Data from medical charts was extracted for each patient and included age, sex, body mass index, patient-reported smoking status, past and current co-morbidities, and medications. The most common represented lymphoma subtypes in the study group were 94 cases of B-cell lymphomas, nine with Hodgkin lymphoma and nine with T-cell lymphoma.


After 1 month, 55 patients had recovered from COVID-19, including one who later died from lymphoma after more than 100 days. Some 31 patients were still in the hospital, while one patient experienced persistent symptoms and was later hospitalized. Of the original 111 patients, 24 died after one month.


After a median follow-up of 191 days, the 6-month overall survival in this patient population was 69 percent. Of the 32 with persistent COVID-19, some 19 recovered, four had ongoing symptoms and nine died.


Most of the patients with B-cell lymphomas were treated with anti-CD20 monoclonal antibody combined with bendamustine. Administration of anti-CD20 monoclonal antibody 12 months prior to hospital admission was both associated with decreased overall survival (HR 2.13, 95% Cl 1.03-4.44, p=.043) and prolonged hospital stay (HR 1.97, 95% CI 1.24-3.13, p=0.004)


None of the patients with T-cell lymphoma or classical Hodgkin lymphoma experienced persistent COVID-19; no significant impact was seen for gender, body mass index, smoking status, and medications at baseline.


But patients age 70 and older were more than twice as likely to have a prolonged hospital stay compared to younger patients, and were more than 4 times likely to die. Survival of patients younger than 70 years without relapsed/refractory lymphoma was comparable to that of the general population. Hypertension, previous cancer, use of bendamustine within 12 months before hospital admission, and refractory/relapsed lymphoma were other risk factors.


"Taken together, these data showed that patients with lymphoma hospitalized with COVID-19 have a high risk of death (31%) at 6 months," said Lamure. "Patients with B-cell lymphoma and COVID-19 have a higher incidence of prolonged evolution of SARS-CoV-2 infection."


The results presented during the AACR meeting represent an update from an earlier study published by Lamure, Besson, and colleagues in the October 12, 2020, issue of EClinica Medicine. At that time, the researchers included patients from 12 French hospitals in three French regions, with a brief follow-up of 33 days, and an endpoint of mortality after 30 days.


With the relatively short follow-up in their published study, the researchers did not find any significant risk of prolonged hospitalization or death to patients previously treated with B-cell depleting immunotherapy. Mortality for all lymphoma patients was listed as "comparable to the French COVID-19 population" with "no significant impact of active lymphoma treatment within 1 year," except for bendamustine which was associated with increased mortality.
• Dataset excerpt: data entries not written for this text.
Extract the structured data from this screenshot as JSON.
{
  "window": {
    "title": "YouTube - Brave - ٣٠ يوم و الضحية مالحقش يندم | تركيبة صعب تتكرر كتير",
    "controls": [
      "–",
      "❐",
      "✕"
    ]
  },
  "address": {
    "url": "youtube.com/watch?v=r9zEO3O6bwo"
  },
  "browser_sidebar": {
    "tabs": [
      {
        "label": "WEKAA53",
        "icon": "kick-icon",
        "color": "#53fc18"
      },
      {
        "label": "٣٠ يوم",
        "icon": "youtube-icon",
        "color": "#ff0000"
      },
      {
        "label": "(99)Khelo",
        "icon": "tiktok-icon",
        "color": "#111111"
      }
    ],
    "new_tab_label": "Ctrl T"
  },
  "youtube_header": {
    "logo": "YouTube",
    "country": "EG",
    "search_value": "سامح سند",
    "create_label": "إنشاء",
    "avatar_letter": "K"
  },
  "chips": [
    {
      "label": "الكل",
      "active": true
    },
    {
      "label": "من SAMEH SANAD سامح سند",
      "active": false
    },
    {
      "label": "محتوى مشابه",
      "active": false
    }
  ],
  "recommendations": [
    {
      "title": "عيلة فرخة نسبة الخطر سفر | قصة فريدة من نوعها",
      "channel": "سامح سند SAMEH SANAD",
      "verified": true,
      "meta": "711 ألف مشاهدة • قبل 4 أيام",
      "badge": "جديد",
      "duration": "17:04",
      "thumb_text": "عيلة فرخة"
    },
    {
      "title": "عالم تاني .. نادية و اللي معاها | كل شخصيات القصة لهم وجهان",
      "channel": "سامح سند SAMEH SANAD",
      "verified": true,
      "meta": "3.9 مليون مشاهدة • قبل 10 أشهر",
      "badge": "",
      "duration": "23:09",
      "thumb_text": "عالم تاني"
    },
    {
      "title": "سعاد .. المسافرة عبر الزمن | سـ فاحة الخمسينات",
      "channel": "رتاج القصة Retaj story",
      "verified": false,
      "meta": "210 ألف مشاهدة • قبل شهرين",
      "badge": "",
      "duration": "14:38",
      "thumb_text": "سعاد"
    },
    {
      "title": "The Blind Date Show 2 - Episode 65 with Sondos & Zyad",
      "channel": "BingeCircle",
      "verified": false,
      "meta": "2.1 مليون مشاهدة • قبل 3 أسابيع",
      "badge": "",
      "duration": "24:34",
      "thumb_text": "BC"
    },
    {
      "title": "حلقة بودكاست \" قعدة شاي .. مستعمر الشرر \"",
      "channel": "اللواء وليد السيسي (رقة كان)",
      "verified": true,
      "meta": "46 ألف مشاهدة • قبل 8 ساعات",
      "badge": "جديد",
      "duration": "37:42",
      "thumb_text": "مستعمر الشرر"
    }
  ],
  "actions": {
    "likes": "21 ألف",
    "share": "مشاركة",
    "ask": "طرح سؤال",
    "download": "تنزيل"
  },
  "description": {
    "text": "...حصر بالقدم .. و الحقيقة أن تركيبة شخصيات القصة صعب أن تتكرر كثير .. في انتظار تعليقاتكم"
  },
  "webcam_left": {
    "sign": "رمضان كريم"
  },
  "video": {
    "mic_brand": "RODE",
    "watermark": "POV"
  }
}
With the inclusion of more patients and the longer follow-up (median 191 days), "the question of bendamustine remains elusive-a major confounding factor is its used in advanced diseases in France," Lamure said in an interview.


"Remarkably, with longer follow-up, having received anti-CD20 monoclonal antibodies (e.g., rituximab and obinutuzumab) within 1 year before COVID-19 was associated with an increased mortality and longer hospital length of stay," he added.
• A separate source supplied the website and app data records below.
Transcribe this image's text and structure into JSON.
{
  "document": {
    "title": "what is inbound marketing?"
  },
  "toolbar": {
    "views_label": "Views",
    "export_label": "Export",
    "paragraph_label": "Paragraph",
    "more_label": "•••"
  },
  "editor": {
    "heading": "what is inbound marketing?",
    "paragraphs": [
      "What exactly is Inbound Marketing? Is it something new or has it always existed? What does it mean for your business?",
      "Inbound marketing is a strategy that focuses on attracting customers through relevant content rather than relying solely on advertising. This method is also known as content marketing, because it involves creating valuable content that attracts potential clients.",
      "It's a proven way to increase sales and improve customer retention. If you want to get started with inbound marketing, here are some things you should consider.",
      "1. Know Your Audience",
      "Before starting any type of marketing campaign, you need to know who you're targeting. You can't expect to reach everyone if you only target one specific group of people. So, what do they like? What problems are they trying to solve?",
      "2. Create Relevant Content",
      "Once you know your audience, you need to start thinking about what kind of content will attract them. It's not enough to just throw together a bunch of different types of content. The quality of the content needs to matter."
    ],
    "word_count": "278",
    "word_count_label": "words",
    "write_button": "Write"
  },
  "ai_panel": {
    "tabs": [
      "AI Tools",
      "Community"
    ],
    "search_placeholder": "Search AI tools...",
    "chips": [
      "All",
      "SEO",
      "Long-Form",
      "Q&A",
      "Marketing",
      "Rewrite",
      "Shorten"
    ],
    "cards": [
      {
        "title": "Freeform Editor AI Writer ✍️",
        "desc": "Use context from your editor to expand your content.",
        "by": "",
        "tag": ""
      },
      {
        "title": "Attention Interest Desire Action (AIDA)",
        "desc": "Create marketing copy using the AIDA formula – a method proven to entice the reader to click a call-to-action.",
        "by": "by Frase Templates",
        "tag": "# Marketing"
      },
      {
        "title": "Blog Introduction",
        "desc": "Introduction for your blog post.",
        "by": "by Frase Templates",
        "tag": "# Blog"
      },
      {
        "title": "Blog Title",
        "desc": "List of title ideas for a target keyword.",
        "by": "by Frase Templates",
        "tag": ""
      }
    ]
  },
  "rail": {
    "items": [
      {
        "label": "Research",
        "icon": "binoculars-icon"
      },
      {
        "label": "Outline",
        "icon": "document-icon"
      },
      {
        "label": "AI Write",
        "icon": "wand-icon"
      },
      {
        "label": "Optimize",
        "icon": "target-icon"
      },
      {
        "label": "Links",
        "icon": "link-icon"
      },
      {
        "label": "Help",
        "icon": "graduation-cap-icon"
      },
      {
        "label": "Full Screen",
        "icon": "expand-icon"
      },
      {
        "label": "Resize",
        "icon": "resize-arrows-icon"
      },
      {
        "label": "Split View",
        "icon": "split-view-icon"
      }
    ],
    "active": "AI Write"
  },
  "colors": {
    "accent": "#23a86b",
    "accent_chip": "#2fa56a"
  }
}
The team is hypothesizing that previous anti-CD20 does not impact the initial severity of the disease, but that it precludes a patient from developing an efficient immune response against SARS-CoV-2, inducing a longer disease course.
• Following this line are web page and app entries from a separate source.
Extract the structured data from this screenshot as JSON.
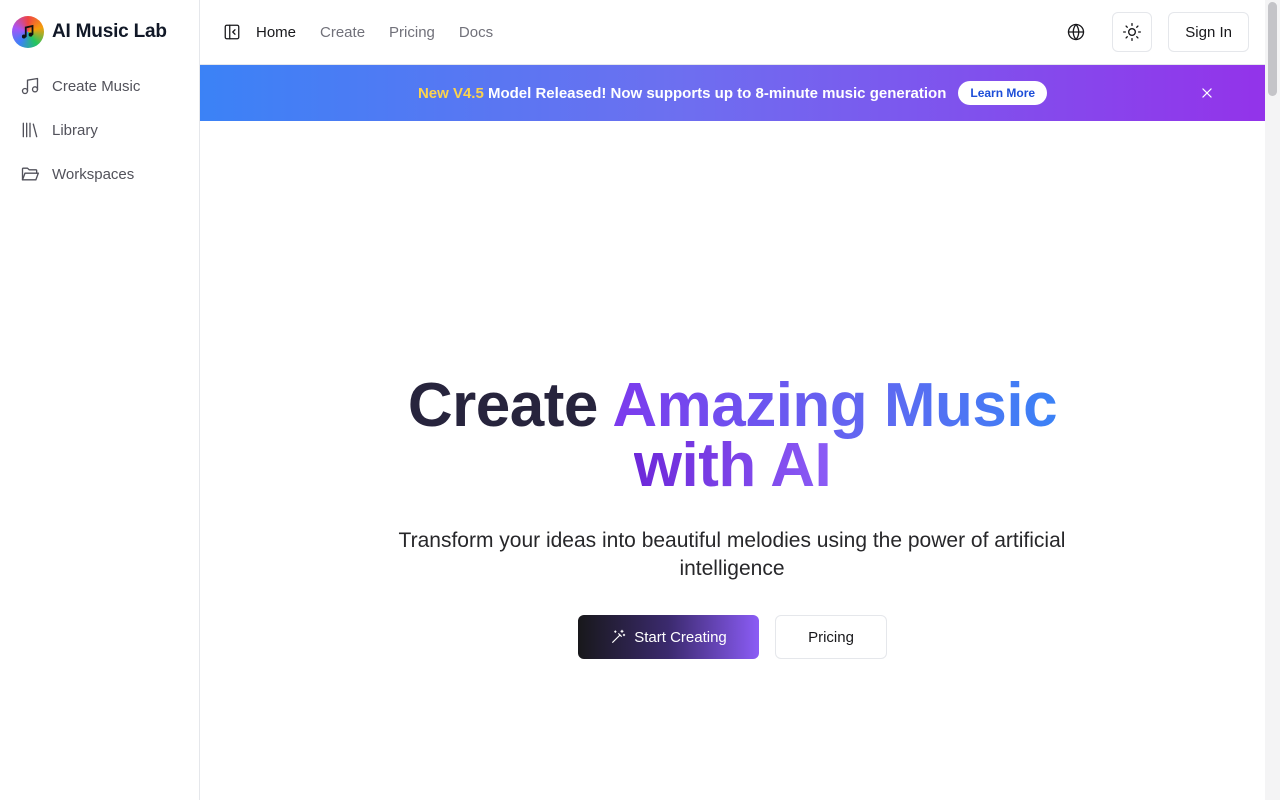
{
  "brand": {
    "name": "AI Music Lab",
    "logo_icon": "music-note-icon"
  },
  "sidebar": {
    "items": [
      {
        "label": "Create Music",
        "icon": "music-icon"
      },
      {
        "label": "Library",
        "icon": "library-icon"
      },
      {
        "label": "Workspaces",
        "icon": "folder-open-icon"
      }
    ]
  },
  "header": {
    "toggle_icon": "sidebar-toggle-icon",
    "links": [
      {
        "label": "Home",
        "active": true
      },
      {
        "label": "Create",
        "active": false
      },
      {
        "label": "Pricing",
        "active": false
      },
      {
        "label": "Docs",
        "active": false
      }
    ],
    "language_icon": "globe-icon",
    "theme_icon": "sun-icon",
    "sign_in_label": "Sign In"
  },
  "announcement": {
    "highlight": "New V4.5",
    "message": " Model Released! Now supports up to 8-minute music generation",
    "button_label": "Learn More",
    "close_icon": "close-icon",
    "colors": {
      "start": "#3b82f6",
      "end": "#9333ea",
      "highlight": "#fcd34d"
    }
  },
  "hero": {
    "title_word1": "Create",
    "title_word2": "Amazing Music",
    "title_line2": "with AI",
    "subtitle": "Transform your ideas into beautiful melodies using the power of artificial intelligence",
    "primary_label": "Start Creating",
    "primary_icon": "magic-wand-icon",
    "secondary_label": "Pricing"
  }
}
"Colleagues are showing that convalescent plasma may be an option for the persisting form of COVID-19 among the clinic patients and this has to be further assessed," said Lamure. "Questions about the risk of re-infection in the population are unanswered and the response to vaccination needs to be especially assessed in this population."


Warren Froelich is a contributing writer.